In celebration of Native American Heritage Month, here are a number of significant library databases delving deeply into Native American culture, history, and activism. In addition to these resources, created by indigenous peoples as well as settler colonialists, colonizing governments, or non-Native scholars and creators, be sure to consult our Indigenous Studies Resources guide created by librarians Nicky Andrews and Matt Collins.
Gathers together over 100,000 pages worth of documents, many of which are not otherwise readily available. Incorporating autobiographies, biographies, Indian publications, oral histories, personal writings, photographs, drawings, and audio files to present a comprehensive representation of historical events as told by the individuals who lived through them.
Contains historical collections of documents worth noting concerning the 19th Century focus on Native American Removal from 1832-1840, along with interactions between the U.S. Army and Native Americans during the 1850s-1890s, including detailed coverage of the “Indian Wars.” Collections from out the 20th Century include: Records of the Bureau of Indian Affairs along with records from the Major Council Meetings of American Indian Tribes.
Provides a deep dive into the following five distinct sets of historical records drawn from a 200 year span of interaction between invasive colonizing forces and Native Americans.

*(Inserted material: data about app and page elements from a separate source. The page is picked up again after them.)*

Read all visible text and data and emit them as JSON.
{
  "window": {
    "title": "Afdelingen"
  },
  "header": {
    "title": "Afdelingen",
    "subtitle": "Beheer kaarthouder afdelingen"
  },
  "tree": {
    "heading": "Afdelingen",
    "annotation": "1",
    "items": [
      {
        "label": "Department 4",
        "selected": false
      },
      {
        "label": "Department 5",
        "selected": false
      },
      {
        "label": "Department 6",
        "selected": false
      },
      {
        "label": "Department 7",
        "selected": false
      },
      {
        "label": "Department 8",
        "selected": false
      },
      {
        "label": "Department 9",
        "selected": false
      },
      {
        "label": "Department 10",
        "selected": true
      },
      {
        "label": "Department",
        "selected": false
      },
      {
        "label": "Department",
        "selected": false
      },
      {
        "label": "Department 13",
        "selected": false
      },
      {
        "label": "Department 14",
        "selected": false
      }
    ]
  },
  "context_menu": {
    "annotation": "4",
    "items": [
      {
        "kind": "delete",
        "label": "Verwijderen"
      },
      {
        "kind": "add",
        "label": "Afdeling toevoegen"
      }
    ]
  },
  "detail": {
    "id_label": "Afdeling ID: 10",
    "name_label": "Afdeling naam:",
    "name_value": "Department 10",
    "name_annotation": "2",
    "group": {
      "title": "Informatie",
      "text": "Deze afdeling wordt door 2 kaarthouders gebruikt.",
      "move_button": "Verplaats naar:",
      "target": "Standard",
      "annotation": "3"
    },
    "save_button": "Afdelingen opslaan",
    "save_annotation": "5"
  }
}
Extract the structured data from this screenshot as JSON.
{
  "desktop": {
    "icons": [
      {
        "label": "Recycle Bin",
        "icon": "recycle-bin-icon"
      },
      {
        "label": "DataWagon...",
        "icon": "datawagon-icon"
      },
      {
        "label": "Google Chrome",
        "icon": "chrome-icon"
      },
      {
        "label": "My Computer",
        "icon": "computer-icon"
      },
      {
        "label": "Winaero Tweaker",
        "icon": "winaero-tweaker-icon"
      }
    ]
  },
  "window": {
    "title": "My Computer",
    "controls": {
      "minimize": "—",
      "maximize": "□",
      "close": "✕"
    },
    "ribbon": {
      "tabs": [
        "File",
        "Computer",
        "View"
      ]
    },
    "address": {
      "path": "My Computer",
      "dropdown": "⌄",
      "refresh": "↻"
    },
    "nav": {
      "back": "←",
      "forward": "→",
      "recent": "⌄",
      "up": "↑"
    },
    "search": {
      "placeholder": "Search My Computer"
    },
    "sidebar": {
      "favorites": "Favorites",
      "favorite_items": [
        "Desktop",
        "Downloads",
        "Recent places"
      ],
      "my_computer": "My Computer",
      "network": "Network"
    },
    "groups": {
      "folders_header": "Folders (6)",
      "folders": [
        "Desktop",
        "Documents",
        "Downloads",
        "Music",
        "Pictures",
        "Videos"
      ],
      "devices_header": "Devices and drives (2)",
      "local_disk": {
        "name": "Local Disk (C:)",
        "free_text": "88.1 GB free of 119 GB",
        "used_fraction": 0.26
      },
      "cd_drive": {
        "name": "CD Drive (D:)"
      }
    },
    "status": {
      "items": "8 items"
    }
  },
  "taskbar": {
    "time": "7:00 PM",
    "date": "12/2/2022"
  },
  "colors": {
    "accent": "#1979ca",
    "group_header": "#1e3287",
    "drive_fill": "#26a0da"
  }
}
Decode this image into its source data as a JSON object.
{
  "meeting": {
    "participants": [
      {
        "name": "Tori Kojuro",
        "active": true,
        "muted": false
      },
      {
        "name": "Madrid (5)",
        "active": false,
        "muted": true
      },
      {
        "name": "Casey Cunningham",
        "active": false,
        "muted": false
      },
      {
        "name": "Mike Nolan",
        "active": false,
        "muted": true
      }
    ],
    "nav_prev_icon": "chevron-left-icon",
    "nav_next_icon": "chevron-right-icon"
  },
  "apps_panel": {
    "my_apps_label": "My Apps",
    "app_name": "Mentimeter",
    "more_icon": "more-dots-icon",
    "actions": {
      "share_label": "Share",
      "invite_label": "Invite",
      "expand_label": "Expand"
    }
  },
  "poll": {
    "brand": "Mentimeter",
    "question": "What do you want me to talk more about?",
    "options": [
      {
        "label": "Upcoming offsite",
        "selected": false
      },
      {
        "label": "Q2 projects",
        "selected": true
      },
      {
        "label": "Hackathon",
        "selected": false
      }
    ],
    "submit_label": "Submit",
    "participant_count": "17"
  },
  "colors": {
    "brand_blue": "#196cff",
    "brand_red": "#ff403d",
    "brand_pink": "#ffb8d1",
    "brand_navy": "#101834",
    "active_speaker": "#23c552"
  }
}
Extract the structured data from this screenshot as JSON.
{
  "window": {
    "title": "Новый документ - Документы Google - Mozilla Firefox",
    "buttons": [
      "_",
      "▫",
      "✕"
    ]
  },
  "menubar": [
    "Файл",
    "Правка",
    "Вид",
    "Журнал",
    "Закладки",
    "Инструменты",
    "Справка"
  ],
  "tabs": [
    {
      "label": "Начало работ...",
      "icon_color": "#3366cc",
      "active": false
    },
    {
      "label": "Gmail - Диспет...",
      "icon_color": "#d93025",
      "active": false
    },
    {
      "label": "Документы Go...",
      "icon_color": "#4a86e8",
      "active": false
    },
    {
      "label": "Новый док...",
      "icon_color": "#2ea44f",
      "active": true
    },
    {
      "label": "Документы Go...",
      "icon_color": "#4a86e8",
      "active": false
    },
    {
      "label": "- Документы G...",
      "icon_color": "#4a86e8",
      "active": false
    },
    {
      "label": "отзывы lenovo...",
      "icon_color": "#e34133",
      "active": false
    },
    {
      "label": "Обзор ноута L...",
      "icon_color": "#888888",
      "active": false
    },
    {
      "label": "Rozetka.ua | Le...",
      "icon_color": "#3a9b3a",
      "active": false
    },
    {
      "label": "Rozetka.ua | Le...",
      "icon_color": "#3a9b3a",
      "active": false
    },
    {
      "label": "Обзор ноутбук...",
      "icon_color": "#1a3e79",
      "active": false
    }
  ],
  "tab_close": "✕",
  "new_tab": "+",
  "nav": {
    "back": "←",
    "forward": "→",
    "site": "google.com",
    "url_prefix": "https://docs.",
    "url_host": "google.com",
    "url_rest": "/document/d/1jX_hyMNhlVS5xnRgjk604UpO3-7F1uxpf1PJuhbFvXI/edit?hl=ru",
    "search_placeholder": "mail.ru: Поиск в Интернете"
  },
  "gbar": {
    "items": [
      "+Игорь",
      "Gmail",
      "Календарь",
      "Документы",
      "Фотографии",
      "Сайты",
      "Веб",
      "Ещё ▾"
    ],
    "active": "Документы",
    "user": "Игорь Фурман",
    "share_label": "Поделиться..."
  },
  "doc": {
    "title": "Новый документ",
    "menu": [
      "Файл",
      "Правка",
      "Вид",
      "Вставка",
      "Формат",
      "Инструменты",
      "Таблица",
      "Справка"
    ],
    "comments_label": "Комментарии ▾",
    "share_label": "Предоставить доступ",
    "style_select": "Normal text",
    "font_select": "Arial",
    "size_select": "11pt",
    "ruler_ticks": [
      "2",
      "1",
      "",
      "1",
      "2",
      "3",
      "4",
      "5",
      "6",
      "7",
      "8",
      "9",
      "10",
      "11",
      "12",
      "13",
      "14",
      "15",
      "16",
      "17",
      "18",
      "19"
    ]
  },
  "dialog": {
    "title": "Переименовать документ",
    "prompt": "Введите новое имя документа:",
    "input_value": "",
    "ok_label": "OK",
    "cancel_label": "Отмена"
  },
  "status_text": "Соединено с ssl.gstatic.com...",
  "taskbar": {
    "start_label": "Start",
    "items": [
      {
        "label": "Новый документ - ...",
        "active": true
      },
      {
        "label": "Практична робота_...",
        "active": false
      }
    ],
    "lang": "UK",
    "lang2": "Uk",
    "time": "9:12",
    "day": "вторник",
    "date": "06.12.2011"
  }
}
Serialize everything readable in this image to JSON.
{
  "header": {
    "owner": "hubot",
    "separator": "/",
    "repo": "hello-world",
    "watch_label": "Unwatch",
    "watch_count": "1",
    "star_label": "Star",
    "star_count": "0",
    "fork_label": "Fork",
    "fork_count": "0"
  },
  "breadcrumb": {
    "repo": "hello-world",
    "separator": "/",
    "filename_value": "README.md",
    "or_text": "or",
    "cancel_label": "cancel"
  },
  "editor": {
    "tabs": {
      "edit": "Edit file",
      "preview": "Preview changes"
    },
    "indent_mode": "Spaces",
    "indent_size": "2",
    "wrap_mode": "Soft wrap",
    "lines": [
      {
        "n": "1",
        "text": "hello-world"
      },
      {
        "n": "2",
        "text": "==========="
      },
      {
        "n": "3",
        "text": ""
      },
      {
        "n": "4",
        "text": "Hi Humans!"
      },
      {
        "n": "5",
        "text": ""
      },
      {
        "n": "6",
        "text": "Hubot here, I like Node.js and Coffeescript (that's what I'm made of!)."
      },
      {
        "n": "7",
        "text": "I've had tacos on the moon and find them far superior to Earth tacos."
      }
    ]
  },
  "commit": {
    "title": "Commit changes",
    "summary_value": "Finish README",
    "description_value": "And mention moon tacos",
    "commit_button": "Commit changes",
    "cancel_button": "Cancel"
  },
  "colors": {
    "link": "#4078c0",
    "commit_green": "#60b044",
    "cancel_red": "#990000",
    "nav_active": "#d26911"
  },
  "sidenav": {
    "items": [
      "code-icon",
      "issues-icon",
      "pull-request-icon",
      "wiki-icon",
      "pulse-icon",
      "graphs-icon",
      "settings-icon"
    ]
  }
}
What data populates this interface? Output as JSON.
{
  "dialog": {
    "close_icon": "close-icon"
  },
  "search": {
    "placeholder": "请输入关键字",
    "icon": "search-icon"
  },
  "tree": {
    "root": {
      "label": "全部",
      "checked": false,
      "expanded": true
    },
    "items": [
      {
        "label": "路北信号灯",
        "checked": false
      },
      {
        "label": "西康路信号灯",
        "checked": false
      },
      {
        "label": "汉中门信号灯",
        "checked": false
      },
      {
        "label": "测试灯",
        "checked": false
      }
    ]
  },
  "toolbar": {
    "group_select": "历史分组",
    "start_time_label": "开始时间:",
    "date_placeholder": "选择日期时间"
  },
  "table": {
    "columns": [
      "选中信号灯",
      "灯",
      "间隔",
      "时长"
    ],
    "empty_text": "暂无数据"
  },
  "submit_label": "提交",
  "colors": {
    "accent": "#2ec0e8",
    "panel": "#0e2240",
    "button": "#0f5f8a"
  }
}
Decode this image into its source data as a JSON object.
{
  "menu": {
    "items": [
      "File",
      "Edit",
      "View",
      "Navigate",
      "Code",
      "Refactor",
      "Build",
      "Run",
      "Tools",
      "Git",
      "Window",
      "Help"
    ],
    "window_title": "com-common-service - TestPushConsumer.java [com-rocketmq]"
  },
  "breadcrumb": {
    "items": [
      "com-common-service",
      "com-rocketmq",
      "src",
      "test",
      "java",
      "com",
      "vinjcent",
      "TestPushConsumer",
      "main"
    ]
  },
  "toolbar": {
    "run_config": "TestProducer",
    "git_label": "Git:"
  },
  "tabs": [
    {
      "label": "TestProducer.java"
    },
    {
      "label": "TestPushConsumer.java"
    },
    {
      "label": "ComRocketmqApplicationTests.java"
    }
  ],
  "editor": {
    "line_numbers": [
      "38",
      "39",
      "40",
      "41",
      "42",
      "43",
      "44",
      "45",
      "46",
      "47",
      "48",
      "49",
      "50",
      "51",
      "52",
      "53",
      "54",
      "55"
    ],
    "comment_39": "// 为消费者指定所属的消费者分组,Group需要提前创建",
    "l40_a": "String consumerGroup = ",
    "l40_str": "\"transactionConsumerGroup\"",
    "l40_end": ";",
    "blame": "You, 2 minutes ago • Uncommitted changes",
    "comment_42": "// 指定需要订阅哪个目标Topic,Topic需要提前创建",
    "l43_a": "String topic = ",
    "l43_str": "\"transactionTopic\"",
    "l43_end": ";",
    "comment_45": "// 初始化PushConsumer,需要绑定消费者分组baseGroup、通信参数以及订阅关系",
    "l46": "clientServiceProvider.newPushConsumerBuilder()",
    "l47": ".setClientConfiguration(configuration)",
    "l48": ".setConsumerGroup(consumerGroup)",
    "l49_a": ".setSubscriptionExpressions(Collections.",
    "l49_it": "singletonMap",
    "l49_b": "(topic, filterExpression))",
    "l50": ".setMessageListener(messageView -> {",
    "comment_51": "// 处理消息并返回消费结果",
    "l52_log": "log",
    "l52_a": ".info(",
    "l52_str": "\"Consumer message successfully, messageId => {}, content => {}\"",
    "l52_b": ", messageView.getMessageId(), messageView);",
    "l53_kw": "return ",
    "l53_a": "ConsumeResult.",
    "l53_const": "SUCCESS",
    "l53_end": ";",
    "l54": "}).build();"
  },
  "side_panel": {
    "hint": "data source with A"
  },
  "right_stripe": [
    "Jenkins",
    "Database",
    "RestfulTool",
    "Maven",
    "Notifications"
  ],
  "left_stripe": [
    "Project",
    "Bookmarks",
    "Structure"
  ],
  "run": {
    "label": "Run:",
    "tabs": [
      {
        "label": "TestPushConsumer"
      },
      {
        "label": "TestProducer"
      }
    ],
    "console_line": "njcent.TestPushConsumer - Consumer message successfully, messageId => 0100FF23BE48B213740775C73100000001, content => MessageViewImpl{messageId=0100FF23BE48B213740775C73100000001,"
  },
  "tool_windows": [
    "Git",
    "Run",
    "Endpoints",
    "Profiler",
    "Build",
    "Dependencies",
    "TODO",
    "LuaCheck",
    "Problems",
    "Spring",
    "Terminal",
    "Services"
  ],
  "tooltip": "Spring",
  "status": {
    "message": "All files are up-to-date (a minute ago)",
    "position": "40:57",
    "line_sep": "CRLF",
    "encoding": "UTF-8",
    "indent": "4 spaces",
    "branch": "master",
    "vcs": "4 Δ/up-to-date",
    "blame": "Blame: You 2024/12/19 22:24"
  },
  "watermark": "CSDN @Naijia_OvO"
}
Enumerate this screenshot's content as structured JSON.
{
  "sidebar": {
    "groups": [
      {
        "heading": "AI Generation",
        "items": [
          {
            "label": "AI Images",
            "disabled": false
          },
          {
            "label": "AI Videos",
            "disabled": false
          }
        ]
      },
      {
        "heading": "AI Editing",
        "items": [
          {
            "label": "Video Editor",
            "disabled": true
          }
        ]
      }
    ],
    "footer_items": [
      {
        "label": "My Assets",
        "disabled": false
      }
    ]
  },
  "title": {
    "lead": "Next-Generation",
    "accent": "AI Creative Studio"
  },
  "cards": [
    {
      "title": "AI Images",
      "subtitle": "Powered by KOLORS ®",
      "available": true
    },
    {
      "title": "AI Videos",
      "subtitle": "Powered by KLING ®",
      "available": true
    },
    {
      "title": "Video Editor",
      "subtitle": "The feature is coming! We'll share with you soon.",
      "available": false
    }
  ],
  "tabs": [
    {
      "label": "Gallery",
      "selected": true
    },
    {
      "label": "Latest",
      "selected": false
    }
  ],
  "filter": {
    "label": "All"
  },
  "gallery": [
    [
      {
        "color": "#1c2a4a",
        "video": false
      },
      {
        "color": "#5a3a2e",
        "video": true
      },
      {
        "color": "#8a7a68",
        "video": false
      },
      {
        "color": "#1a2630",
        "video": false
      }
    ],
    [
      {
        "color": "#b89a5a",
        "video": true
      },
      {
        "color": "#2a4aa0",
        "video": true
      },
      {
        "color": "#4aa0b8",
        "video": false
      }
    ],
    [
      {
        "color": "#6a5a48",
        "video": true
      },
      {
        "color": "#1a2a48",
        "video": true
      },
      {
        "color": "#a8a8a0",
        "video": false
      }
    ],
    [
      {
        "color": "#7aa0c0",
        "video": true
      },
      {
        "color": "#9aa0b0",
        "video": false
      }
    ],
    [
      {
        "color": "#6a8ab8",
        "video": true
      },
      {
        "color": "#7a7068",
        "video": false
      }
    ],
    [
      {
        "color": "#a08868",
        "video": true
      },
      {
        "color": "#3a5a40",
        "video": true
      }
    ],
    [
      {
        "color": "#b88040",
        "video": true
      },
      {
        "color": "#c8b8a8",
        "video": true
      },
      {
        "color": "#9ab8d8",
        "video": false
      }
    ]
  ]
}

This collection of almost 14,000 letters written by Presbyterian missionaries provides firsthand accounts of their attempts to impose a Christianized occidental code of conduct and manner of living upon native tribes.
Comprised of more than 8,000 legal, political and diplomatic documents recording the trading business operations of Panton, Leslie & Co., established in British East Florida during the American Revolution. When Spain won title to both East and West Florida in 1783, the company was granted a virtual monopoly to trade with the region’s various Native American tribes.
Prior to the establishment of the Bureau of Indian Affairs in 1824 all official U.S. Government interaction with Native Americans was officially conducted under the office of the Secretary of War. This collection gathers existing correspondence from the office of the War Department. Note: Documents from before 1800 were all lost in a fire.
This collection presents two early 20th century documents central to the U.S. Government’s understanding of the failure of its own Native American policies.
- Coming forty years after the Dawes Act (or General Allotment Act) of 1887 The Meriam Report cast a critical eye over the disaster wrought by the Act’s unfair allotment of land to tribes.
- Following the release of the Meriam Report in 1928 work began upon a Survey that lasted 15 years and totaled almost 20,000 pages, a 41-part report to the U.S. Senate Committee on Indian Affairs detailing the conditions of life and the effects of policies and programs enacted by the Bureau of Indian Affairs had upon Native Americans.
This collection gathers FBI documentation relating to surveillance and disruption of activities taken up by the grassroots groundbreaking American Indian Movement (AIM) founded in 1968. AIM centered itself on direct action based upon principles of social justice.
Wide-ranging collection of films about Native Americans and First Nations peoples—history, spirituality, and the struggle to defend the environment, protect their traditions and cultures, and address the challenges of the 21st century.
Open access collection of small press Native American publications, many arising from out of the Red Power Movement of the late 1960s on into the 1970s, centered upon sowing increased demand for greater educational and economic opportunities and true tribal sovereignty. All the fantastic images used in this post come from this resource.
Note: as non-Natives we acknowledge these resources and content are presented as research in the Western sense of knowledge and do not utilize indigenous research methods.